- _Task data_:
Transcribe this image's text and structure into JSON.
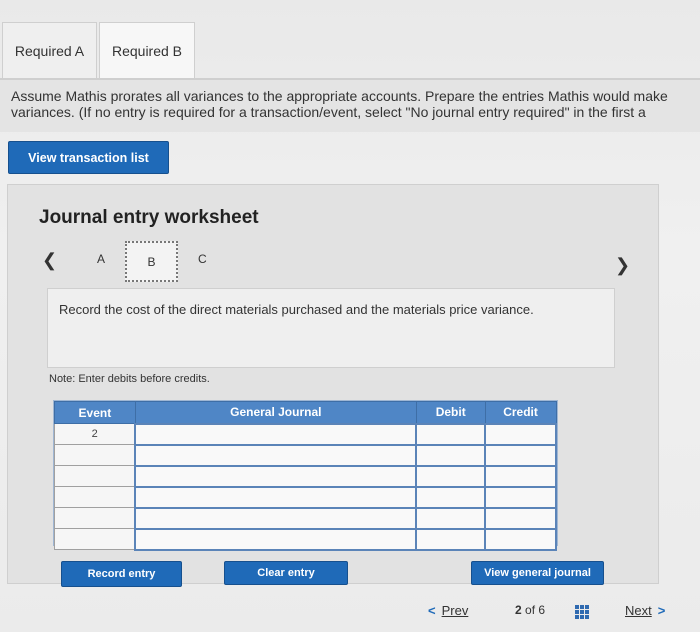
{
  "tabs": [
    {
      "label": "Required A"
    },
    {
      "label": "Required B"
    }
  ],
  "instructions": {
    "line1": "Assume Mathis prorates all variances to the appropriate accounts. Prepare the entries Mathis would make",
    "line2": "variances. (If no entry is required for a transaction/event, select \"No journal entry required\" in the first a"
  },
  "buttons": {
    "view_transaction_list": "View transaction list",
    "record_entry": "Record entry",
    "clear_entry": "Clear entry",
    "view_general_journal": "View general journal"
  },
  "worksheet": {
    "title": "Journal entry worksheet",
    "steps": [
      "A",
      "B",
      "C"
    ],
    "active_step": "B",
    "description": "Record the cost of the direct materials purchased and the materials price variance.",
    "note": "Note: Enter debits before credits."
  },
  "journal": {
    "headers": [
      "Event",
      "General Journal",
      "Debit",
      "Credit"
    ],
    "rows": [
      {
        "event": "2",
        "account": "",
        "debit": "",
        "credit": ""
      },
      {
        "event": "",
        "account": "",
        "debit": "",
        "credit": ""
      },
      {
        "event": "",
        "account": "",
        "debit": "",
        "credit": ""
      },
      {
        "event": "",
        "account": "",
        "debit": "",
        "credit": ""
      },
      {
        "event": "",
        "account": "",
        "debit": "",
        "credit": ""
      },
      {
        "event": "",
        "account": "",
        "debit": "",
        "credit": ""
      }
    ]
  },
  "pagination": {
    "prev_label": "Prev",
    "current": "2",
    "of_label": "of",
    "total": "6",
    "next_label": "Next"
  },
  "colors": {
    "primary_blue": "#1f6ab8",
    "header_blue": "#4f86c6"
  },
  "icons": {
    "prev": "chevron-left-icon",
    "next": "chevron-right-icon",
    "grid": "grid-icon"
  }
}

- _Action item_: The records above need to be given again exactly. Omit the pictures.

- _Output below_:
Transcribe this image's text and structure into JSON.
{
  "tabs": [
    {
      "label": "Required A"
    },
    {
      "label": "Required B"
    }
  ],
  "instructions": {
    "line1": "Assume Mathis prorates all variances to the appropriate accounts. Prepare the entries Mathis would make",
    "line2": "variances. (If no entry is required for a transaction/event, select \"No journal entry required\" in the first a"
  },
  "buttons": {
    "view_transaction_list": "View transaction list",
    "record_entry": "Record entry",
    "clear_entry": "Clear entry",
    "view_general_journal": "View general journal"
  },
  "worksheet": {
    "title": "Journal entry worksheet",
    "steps": [
      "A",
      "B",
      "C"
    ],
    "active_step": "B",
    "description": "Record the cost of the direct materials purchased and the materials price variance.",
    "note": "Note: Enter debits before credits."
  },
  "journal": {
    "headers": [
      "Event",
      "General Journal",
      "Debit",
      "Credit"
    ],
    "rows": [
      {
        "event": "2",
        "account": "",
        "debit": "",
        "credit": ""
      },
      {
        "event": "",
        "account": "",
        "debit": "",
        "credit": ""
      },
      {
        "event": "",
        "account": "",
        "debit": "",
        "credit": ""
      },
      {
        "event": "",
        "account": "",
        "debit": "",
        "credit": ""
      },
      {
        "event": "",
        "account": "",
        "debit": "",
        "credit": ""
      },
      {
        "event": "",
        "account": "",
        "debit": "",
        "credit": ""
      }
    ]
  },
  "pagination": {
    "prev_label": "Prev",
    "current": "2",
    "of_label": "of",
    "total": "6",
    "next_label": "Next"
  },
  "colors": {
    "primary_blue": "#1f6ab8",
    "header_blue": "#4f86c6"
  },
  "icons": {
    "prev": "chevron-left-icon",
    "next": "chevron-right-icon",
    "grid": "grid-icon"
  }
}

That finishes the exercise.